Very large lump of port wing. (Note the air intake on the leading edge, the same intake on the starboard wing is labelled 1 on the photo above and 4 on the previous photo of the tail parts).
(More wreckage photos)


At the southern end of the trail of Neptune wreckage is this memorial, at it's base was a small wooden plaque laid by one of the crews grandchildren.

The Anson crashsite on A' Cruach was actually the farthest away from the carpark, so since we left there we had been walking back towards the cars, passing the other four crashsites on the way. So by the time we arrived at the Chinook memorial we only had a very short walk up the Lighthouse access road to get back to where we started from.


The large Memorial at the crashsite of Chinook ZD576, the Neptune memorial can be seen on the hillside in the background(red arrow), it was easy to spot on this day as the sun was reflecting off the metal plaque.(More memorial photos)

Neptune memorial taken from the Chinook memorial with a zoom lens.

Above and below:- Mull of Kintyre Lighthouse. I believe this is now holiday accomodation.

Once back at the carpark we still had enough time to relocate the cars a couple of miles back down the road to check out two more crashsites, both of which were only a couple of hundred yards walk. Finding somewhere to park on the single track road was a bit of an issue so we simply rammed the cars up onto the muddy grass verge at a spot where the road had a bit of an incline, safe in the knowledge that we could just roll back down the hill to prevent getting stuck in the mud.


Lockheed Hudson AE640 crashed in these trees just below the cottage at Feorlan.

We did end up walking more than a couple of hundred yards to reach the Hudson crashsite at Feorlan as I'd spotted a track running down to the south of the crashsite so had figured by going in that way we could avoid doing battle with the thick bracken that hindered the approach from the north.
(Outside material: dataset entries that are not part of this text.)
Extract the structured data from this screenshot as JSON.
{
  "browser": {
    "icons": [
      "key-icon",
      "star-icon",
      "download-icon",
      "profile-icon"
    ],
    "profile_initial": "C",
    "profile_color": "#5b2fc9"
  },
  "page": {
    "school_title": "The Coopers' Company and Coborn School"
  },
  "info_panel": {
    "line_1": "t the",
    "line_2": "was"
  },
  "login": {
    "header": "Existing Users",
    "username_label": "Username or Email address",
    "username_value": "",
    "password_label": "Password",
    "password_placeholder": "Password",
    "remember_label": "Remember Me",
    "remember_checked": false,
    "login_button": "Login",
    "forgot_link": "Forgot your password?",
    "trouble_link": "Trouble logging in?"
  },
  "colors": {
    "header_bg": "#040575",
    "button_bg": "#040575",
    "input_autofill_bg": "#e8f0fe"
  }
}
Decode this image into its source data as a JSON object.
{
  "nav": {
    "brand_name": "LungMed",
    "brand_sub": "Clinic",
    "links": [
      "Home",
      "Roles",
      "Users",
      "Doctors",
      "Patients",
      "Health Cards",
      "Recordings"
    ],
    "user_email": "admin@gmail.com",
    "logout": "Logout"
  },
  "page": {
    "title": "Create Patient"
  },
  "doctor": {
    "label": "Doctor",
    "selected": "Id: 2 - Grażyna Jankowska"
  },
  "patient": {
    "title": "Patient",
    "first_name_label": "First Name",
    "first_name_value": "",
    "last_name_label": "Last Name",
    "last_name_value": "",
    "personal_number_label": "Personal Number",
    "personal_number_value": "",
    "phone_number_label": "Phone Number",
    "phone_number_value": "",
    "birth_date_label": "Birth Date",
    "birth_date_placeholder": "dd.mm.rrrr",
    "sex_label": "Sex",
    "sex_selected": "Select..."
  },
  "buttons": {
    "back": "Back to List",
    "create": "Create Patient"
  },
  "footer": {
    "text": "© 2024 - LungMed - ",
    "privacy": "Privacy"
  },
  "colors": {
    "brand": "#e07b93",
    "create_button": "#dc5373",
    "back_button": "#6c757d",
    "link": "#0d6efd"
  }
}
A very deep gully put paid to that idea so we had to backtrack and come in from the north through the bracken.


Walking in from the south, pretty easy going until we got about 50 feet from the crashsite where we encountered a near vertical gully.


Walking in from the north through the bracken.


Only a scar and some tiny fragments at this one.(crash details)

After the Hudson we relocated the cars again to visit the eighth and last crashsite of the day and used the gravity assisted parking method again. This time it was a very short and easy walk, which was just as well as the light was starting to fail.

Above and below:-Last crashsite of a very long but extremely enjoyable day.(Crash details)


Avro Shackleton WB833 memorial on Glenmanuilt Hill.